▶ _TASK GOAL_
Write the records out again in full, word for word.

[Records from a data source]
- - -

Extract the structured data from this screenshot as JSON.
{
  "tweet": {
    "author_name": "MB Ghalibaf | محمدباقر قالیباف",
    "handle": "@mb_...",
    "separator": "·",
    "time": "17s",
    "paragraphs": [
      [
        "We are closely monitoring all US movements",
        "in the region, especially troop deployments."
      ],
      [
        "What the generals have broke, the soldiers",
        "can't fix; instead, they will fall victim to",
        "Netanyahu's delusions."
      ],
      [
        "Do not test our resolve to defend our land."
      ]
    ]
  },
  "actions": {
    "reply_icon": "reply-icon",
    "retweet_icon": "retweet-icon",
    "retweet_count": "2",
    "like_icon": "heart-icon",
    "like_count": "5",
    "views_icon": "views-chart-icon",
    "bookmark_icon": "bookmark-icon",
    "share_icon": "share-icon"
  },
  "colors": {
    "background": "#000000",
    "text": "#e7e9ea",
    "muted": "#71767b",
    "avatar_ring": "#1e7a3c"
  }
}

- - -

▶ _OUTPUT OF THE TASK_
Extract the structured data from this screenshot as JSON.
{
  "tweet": {
    "author_name": "MB Ghalibaf | محمدباقر قالیباف",
    "handle": "@mb_...",
    "separator": "·",
    "time": "17s",
    "paragraphs": [
      [
        "We are closely monitoring all US movements",
        "in the region, especially troop deployments."
      ],
      [
        "What the generals have broke, the soldiers",
        "can't fix; instead, they will fall victim to",
        "Netanyahu's delusions."
      ],
      [
        "Do not test our resolve to defend our land."
      ]
    ]
  },
  "actions": {
    "reply_icon": "reply-icon",
    "retweet_icon": "retweet-icon",
    "retweet_count": "2",
    "like_icon": "heart-icon",
    "like_count": "5",
    "views_icon": "views-chart-icon",
    "bookmark_icon": "bookmark-icon",
    "share_icon": "share-icon"
  },
  "colors": {
    "background": "#000000",
    "text": "#e7e9ea",
    "muted": "#71767b",
    "avatar_ring": "#1e7a3c"
  }
}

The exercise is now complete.